___ GIVEN RECORDS ___
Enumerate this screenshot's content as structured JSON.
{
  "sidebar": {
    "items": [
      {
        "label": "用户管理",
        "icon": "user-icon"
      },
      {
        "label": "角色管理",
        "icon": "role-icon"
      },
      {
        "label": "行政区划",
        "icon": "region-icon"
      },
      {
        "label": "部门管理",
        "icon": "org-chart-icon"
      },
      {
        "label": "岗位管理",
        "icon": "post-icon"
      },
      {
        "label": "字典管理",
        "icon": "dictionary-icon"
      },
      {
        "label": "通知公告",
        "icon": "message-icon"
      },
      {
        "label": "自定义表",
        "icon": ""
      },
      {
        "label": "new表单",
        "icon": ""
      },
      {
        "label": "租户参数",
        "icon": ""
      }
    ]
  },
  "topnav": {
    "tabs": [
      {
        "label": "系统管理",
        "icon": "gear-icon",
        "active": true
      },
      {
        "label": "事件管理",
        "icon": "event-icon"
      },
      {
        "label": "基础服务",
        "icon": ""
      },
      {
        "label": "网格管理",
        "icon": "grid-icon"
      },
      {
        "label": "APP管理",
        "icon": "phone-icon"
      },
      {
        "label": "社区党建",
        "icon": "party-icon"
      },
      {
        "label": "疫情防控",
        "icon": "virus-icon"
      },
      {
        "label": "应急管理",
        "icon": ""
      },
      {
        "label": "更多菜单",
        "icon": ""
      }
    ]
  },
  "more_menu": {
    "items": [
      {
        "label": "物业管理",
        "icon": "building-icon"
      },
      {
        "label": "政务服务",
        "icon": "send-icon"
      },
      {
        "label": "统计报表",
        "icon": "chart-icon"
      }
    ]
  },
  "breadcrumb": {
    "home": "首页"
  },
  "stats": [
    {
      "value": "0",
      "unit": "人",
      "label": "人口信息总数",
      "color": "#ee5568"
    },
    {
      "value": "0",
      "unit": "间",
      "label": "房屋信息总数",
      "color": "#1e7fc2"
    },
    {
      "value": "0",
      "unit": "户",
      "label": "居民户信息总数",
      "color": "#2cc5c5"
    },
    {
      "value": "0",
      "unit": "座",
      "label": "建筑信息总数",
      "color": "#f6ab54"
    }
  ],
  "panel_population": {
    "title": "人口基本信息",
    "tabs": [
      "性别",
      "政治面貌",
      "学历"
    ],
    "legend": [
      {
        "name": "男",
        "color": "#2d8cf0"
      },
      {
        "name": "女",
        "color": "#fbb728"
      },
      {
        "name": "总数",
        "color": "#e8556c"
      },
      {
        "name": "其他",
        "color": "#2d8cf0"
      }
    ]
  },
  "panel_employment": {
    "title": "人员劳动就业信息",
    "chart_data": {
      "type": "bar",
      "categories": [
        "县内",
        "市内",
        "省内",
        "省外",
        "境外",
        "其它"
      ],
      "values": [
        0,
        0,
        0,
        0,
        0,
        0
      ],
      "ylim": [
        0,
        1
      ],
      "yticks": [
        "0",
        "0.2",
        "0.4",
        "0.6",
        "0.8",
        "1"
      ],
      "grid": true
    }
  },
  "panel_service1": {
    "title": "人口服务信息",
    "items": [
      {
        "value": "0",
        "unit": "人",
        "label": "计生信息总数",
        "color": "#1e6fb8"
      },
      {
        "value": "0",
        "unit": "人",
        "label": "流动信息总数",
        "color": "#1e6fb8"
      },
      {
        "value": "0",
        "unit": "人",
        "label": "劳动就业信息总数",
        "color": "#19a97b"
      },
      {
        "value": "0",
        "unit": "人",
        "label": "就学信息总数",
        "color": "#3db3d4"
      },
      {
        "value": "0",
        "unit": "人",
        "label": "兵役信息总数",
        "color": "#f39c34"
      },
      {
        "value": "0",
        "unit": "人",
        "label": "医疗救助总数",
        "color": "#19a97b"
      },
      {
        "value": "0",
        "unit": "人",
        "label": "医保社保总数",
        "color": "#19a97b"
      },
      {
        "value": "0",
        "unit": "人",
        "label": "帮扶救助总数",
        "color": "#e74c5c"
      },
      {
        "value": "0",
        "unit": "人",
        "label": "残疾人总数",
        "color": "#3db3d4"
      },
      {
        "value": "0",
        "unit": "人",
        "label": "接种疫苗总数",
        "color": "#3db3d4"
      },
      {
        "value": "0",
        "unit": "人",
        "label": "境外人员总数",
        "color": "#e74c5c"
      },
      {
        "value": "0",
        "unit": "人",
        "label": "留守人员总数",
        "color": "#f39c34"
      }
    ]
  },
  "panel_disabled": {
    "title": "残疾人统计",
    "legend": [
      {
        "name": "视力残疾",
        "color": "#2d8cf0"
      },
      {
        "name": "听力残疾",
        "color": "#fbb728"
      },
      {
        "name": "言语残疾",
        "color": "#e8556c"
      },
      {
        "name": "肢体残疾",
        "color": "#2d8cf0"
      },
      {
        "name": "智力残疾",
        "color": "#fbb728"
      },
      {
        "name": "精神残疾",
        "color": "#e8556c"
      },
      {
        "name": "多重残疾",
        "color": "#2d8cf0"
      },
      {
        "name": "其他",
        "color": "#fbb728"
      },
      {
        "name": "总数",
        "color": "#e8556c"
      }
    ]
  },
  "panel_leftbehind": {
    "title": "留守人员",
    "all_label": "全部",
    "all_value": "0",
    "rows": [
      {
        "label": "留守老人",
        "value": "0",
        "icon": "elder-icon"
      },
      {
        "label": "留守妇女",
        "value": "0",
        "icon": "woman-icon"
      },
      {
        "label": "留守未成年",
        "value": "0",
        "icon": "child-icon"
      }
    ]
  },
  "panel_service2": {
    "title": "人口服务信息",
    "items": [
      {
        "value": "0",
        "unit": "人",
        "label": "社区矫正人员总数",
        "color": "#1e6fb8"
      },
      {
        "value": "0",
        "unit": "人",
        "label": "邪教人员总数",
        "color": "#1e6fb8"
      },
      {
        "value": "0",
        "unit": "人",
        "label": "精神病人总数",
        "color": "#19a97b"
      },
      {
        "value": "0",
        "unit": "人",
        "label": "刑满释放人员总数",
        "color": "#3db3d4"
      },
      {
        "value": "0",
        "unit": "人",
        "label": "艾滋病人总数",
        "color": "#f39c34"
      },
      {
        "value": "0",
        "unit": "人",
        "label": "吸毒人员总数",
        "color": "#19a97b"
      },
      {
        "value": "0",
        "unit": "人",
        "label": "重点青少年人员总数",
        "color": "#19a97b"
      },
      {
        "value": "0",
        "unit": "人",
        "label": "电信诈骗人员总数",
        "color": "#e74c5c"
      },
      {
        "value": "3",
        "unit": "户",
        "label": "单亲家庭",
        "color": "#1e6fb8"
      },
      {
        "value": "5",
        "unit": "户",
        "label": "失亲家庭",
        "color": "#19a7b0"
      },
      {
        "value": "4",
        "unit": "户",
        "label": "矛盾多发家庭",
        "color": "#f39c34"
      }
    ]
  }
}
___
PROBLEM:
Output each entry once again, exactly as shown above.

RESPONSE TO THE EXERCISE:
Enumerate this screenshot's content as structured JSON.
{
  "sidebar": {
    "items": [
      {
        "label": "用户管理",
        "icon": "user-icon"
      },
      {
        "label": "角色管理",
        "icon": "role-icon"
      },
      {
        "label": "行政区划",
        "icon": "region-icon"
      },
      {
        "label": "部门管理",
        "icon": "org-chart-icon"
      },
      {
        "label": "岗位管理",
        "icon": "post-icon"
      },
      {
        "label": "字典管理",
        "icon": "dictionary-icon"
      },
      {
        "label": "通知公告",
        "icon": "message-icon"
      },
      {
        "label": "自定义表",
        "icon": ""
      },
      {
        "label": "new表单",
        "icon": ""
      },
      {
        "label": "租户参数",
        "icon": ""
      }
    ]
  },
  "topnav": {
    "tabs": [
      {
        "label": "系统管理",
        "icon": "gear-icon",
        "active": true
      },
      {
        "label": "事件管理",
        "icon": "event-icon"
      },
      {
        "label": "基础服务",
        "icon": ""
      },
      {
        "label": "网格管理",
        "icon": "grid-icon"
      },
      {
        "label": "APP管理",
        "icon": "phone-icon"
      },
      {
        "label": "社区党建",
        "icon": "party-icon"
      },
      {
        "label": "疫情防控",
        "icon": "virus-icon"
      },
      {
        "label": "应急管理",
        "icon": ""
      },
      {
        "label": "更多菜单",
        "icon": ""
      }
    ]
  },
  "more_menu": {
    "items": [
      {
        "label": "物业管理",
        "icon": "building-icon"
      },
      {
        "label": "政务服务",
        "icon": "send-icon"
      },
      {
        "label": "统计报表",
        "icon": "chart-icon"
      }
    ]
  },
  "breadcrumb": {
    "home": "首页"
  },
  "stats": [
    {
      "value": "0",
      "unit": "人",
      "label": "人口信息总数",
      "color": "#ee5568"
    },
    {
      "value": "0",
      "unit": "间",
      "label": "房屋信息总数",
      "color": "#1e7fc2"
    },
    {
      "value": "0",
      "unit": "户",
      "label": "居民户信息总数",
      "color": "#2cc5c5"
    },
    {
      "value": "0",
      "unit": "座",
      "label": "建筑信息总数",
      "color": "#f6ab54"
    }
  ],
  "panel_population": {
    "title": "人口基本信息",
    "tabs": [
      "性别",
      "政治面貌",
      "学历"
    ],
    "legend": [
      {
        "name": "男",
        "color": "#2d8cf0"
      },
      {
        "name": "女",
        "color": "#fbb728"
      },
      {
        "name": "总数",
        "color": "#e8556c"
      },
      {
        "name": "其他",
        "color": "#2d8cf0"
      }
    ]
  },
  "panel_employment": {
    "title": "人员劳动就业信息",
    "chart_data": {
      "type": "bar",
      "categories": [
        "县内",
        "市内",
        "省内",
        "省外",
        "境外",
        "其它"
      ],
      "values": [
        0,
        0,
        0,
        0,
        0,
        0
      ],
      "ylim": [
        0,
        1
      ],
      "yticks": [
        "0",
        "0.2",
        "0.4",
        "0.6",
        "0.8",
        "1"
      ],
      "grid": true
    }
  },
  "panel_service1": {
    "title": "人口服务信息",
    "items": [
      {
        "value": "0",
        "unit": "人",
        "label": "计生信息总数",
        "color": "#1e6fb8"
      },
      {
        "value": "0",
        "unit": "人",
        "label": "流动信息总数",
        "color": "#1e6fb8"
      },
      {
        "value": "0",
        "unit": "人",
        "label": "劳动就业信息总数",
        "color": "#19a97b"
      },
      {
        "value": "0",
        "unit": "人",
        "label": "就学信息总数",
        "color": "#3db3d4"
      },
      {
        "value": "0",
        "unit": "人",
        "label": "兵役信息总数",
        "color": "#f39c34"
      },
      {
        "value": "0",
        "unit": "人",
        "label": "医疗救助总数",
        "color": "#19a97b"
      },
      {
        "value": "0",
        "unit": "人",
        "label": "医保社保总数",
        "color": "#19a97b"
      },
      {
        "value": "0",
        "unit": "人",
        "label": "帮扶救助总数",
        "color": "#e74c5c"
      },
      {
        "value": "0",
        "unit": "人",
        "label": "残疾人总数",
        "color": "#3db3d4"
      },
      {
        "value": "0",
        "unit": "人",
        "label": "接种疫苗总数",
        "color": "#3db3d4"
      },
      {
        "value": "0",
        "unit": "人",
        "label": "境外人员总数",
        "color": "#e74c5c"
      },
      {
        "value": "0",
        "unit": "人",
        "label": "留守人员总数",
        "color": "#f39c34"
      }
    ]
  },
  "panel_disabled": {
    "title": "残疾人统计",
    "legend": [
      {
        "name": "视力残疾",
        "color": "#2d8cf0"
      },
      {
        "name": "听力残疾",
        "color": "#fbb728"
      },
      {
        "name": "言语残疾",
        "color": "#e8556c"
      },
      {
        "name": "肢体残疾",
        "color": "#2d8cf0"
      },
      {
        "name": "智力残疾",
        "color": "#fbb728"
      },
      {
        "name": "精神残疾",
        "color": "#e8556c"
      },
      {
        "name": "多重残疾",
        "color": "#2d8cf0"
      },
      {
        "name": "其他",
        "color": "#fbb728"
      },
      {
        "name": "总数",
        "color": "#e8556c"
      }
    ]
  },
  "panel_leftbehind": {
    "title": "留守人员",
    "all_label": "全部",
    "all_value": "0",
    "rows": [
      {
        "label": "留守老人",
        "value": "0",
        "icon": "elder-icon"
      },
      {
        "label": "留守妇女",
        "value": "0",
        "icon": "woman-icon"
      },
      {
        "label": "留守未成年",
        "value": "0",
        "icon": "child-icon"
      }
    ]
  },
  "panel_service2": {
    "title": "人口服务信息",
    "items": [
      {
        "value": "0",
        "unit": "人",
        "label": "社区矫正人员总数",
        "color": "#1e6fb8"
      },
      {
        "value": "0",
        "unit": "人",
        "label": "邪教人员总数",
        "color": "#1e6fb8"
      },
      {
        "value": "0",
        "unit": "人",
        "label": "精神病人总数",
        "color": "#19a97b"
      },
      {
        "value": "0",
        "unit": "人",
        "label": "刑满释放人员总数",
        "color": "#3db3d4"
      },
      {
        "value": "0",
        "unit": "人",
        "label": "艾滋病人总数",
        "color": "#f39c34"
      },
      {
        "value": "0",
        "unit": "人",
        "label": "吸毒人员总数",
        "color": "#19a97b"
      },
      {
        "value": "0",
        "unit": "人",
        "label": "重点青少年人员总数",
        "color": "#19a97b"
      },
      {
        "value": "0",
        "unit": "人",
        "label": "电信诈骗人员总数",
        "color": "#e74c5c"
      },
      {
        "value": "3",
        "unit": "户",
        "label": "单亲家庭",
        "color": "#1e6fb8"
      },
      {
        "value": "5",
        "unit": "户",
        "label": "失亲家庭",
        "color": "#19a7b0"
      },
      {
        "value": "4",
        "unit": "户",
        "label": "矛盾多发家庭",
        "color": "#f39c34"
      }
    ]
  }
}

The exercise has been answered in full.